Scan the records below, and wherever a line has the word "content", pull it out.

▶ [GIVEN RECORDS]
-------
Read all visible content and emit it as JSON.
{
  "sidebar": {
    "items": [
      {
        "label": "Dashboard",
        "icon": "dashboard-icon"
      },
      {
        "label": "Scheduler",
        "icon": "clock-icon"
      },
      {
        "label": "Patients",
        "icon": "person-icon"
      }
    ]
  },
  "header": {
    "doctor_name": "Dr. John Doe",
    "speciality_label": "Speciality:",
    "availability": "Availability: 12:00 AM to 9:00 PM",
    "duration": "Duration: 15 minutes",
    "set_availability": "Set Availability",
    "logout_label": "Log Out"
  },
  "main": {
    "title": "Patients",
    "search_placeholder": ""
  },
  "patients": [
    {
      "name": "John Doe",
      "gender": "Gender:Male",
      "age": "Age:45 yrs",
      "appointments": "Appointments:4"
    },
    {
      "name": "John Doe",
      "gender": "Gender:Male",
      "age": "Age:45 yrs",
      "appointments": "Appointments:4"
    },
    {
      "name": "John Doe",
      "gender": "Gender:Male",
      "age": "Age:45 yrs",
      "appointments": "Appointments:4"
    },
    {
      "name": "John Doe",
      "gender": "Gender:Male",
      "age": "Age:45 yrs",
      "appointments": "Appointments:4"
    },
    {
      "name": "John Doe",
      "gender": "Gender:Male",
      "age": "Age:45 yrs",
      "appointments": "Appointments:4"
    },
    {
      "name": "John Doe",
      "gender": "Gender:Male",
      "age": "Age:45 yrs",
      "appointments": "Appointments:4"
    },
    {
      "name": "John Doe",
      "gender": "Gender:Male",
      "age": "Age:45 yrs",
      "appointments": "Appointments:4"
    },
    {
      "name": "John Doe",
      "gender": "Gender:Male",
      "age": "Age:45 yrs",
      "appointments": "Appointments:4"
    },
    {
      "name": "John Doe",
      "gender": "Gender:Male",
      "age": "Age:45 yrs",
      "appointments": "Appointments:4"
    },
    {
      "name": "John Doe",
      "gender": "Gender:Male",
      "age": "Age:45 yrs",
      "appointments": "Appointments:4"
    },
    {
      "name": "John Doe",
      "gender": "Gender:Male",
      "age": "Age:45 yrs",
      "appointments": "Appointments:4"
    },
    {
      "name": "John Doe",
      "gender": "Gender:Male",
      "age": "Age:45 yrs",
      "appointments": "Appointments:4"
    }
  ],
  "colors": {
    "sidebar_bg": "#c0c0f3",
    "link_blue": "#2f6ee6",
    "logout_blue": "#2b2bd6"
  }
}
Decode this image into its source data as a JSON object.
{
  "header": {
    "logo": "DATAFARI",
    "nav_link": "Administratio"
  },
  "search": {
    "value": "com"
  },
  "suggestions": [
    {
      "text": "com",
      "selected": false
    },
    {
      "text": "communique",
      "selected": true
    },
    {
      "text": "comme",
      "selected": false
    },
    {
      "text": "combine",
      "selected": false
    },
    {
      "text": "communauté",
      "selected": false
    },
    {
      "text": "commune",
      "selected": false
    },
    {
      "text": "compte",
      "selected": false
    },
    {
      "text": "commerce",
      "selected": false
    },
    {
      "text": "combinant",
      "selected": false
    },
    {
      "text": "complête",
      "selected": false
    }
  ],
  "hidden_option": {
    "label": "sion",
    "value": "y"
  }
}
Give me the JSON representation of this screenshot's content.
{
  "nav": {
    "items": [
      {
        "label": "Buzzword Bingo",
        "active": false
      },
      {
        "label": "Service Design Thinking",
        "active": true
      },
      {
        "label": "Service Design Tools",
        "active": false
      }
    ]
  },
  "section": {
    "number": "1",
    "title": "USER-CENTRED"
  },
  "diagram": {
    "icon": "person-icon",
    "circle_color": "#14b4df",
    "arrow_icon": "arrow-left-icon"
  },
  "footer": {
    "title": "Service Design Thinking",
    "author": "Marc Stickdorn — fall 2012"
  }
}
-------
▶ [ANSWER TO THE EXERCISE]
Read all visible content and emit it as JSON.
Give me the JSON representation of this screenshot's content.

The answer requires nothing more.